** GOAL OF THE EXERCISE **
The reply should contain each record below, returned exactly as given.

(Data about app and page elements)
= Beginning of Section =

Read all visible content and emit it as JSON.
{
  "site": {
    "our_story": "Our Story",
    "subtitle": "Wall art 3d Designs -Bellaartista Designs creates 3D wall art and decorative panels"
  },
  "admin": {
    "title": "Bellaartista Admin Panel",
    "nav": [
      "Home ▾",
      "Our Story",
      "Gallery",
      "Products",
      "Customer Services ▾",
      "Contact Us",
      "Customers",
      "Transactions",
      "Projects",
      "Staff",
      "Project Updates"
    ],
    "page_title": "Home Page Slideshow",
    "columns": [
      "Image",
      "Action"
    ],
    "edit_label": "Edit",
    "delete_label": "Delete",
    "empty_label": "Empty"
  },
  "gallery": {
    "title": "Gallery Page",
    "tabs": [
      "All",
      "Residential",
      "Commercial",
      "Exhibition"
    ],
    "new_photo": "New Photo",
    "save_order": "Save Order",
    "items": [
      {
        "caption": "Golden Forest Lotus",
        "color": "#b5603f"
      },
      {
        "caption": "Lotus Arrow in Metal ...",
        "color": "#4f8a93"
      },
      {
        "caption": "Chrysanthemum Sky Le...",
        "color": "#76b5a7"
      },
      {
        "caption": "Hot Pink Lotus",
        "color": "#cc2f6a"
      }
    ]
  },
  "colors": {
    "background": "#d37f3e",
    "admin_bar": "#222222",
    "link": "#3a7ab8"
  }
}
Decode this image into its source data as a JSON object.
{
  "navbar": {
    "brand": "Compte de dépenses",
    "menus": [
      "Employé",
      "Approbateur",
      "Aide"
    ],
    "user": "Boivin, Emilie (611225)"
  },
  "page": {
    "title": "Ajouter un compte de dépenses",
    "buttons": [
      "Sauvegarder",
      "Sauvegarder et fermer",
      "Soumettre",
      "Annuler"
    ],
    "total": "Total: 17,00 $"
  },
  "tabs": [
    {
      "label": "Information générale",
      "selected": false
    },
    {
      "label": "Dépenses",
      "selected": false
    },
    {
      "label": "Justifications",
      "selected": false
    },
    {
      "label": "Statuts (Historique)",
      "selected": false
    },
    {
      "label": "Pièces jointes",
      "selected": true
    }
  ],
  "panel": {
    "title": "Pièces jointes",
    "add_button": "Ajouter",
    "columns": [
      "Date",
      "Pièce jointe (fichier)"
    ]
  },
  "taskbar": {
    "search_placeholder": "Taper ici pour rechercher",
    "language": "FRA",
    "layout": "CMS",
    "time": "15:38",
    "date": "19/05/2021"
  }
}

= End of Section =

** OUTPUT OF THE TASK **
Read all visible content and emit it as JSON.
{
  "site": {
    "our_story": "Our Story",
    "subtitle": "Wall art 3d Designs -Bellaartista Designs creates 3D wall art and decorative panels"
  },
  "admin": {
    "title": "Bellaartista Admin Panel",
    "nav": [
      "Home ▾",
      "Our Story",
      "Gallery",
      "Products",
      "Customer Services ▾",
      "Contact Us",
      "Customers",
      "Transactions",
      "Projects",
      "Staff",
      "Project Updates"
    ],
    "page_title": "Home Page Slideshow",
    "columns": [
      "Image",
      "Action"
    ],
    "edit_label": "Edit",
    "delete_label": "Delete",
    "empty_label": "Empty"
  },
  "gallery": {
    "title": "Gallery Page",
    "tabs": [
      "All",
      "Residential",
      "Commercial",
      "Exhibition"
    ],
    "new_photo": "New Photo",
    "save_order": "Save Order",
    "items": [
      {
        "caption": "Golden Forest Lotus",
        "color": "#b5603f"
      },
      {
        "caption": "Lotus Arrow in Metal ...",
        "color": "#4f8a93"
      },
      {
        "caption": "Chrysanthemum Sky Le...",
        "color": "#76b5a7"
      },
      {
        "caption": "Hot Pink Lotus",
        "color": "#cc2f6a"
      }
    ]
  },
  "colors": {
    "background": "#d37f3e",
    "admin_bar": "#222222",
    "link": "#3a7ab8"
  }
}
Decode this image into its source data as a JSON object.
{
  "navbar": {
    "brand": "Compte de dépenses",
    "menus": [
      "Employé",
      "Approbateur",
      "Aide"
    ],
    "user": "Boivin, Emilie (611225)"
  },
  "page": {
    "title": "Ajouter un compte de dépenses",
    "buttons": [
      "Sauvegarder",
      "Sauvegarder et fermer",
      "Soumettre",
      "Annuler"
    ],
    "total": "Total: 17,00 $"
  },
  "tabs": [
    {
      "label": "Information générale",
      "selected": false
    },
    {
      "label": "Dépenses",
      "selected": false
    },
    {
      "label": "Justifications",
      "selected": false
    },
    {
      "label": "Statuts (Historique)",
      "selected": false
    },
    {
      "label": "Pièces jointes",
      "selected": true
    }
  ],
  "panel": {
    "title": "Pièces jointes",
    "add_button": "Ajouter",
    "columns": [
      "Date",
      "Pièce jointe (fichier)"
    ]
  },
  "taskbar": {
    "search_placeholder": "Taper ici pour rechercher",
    "language": "FRA",
    "layout": "CMS",
    "time": "15:38",
    "date": "19/05/2021"
  }
}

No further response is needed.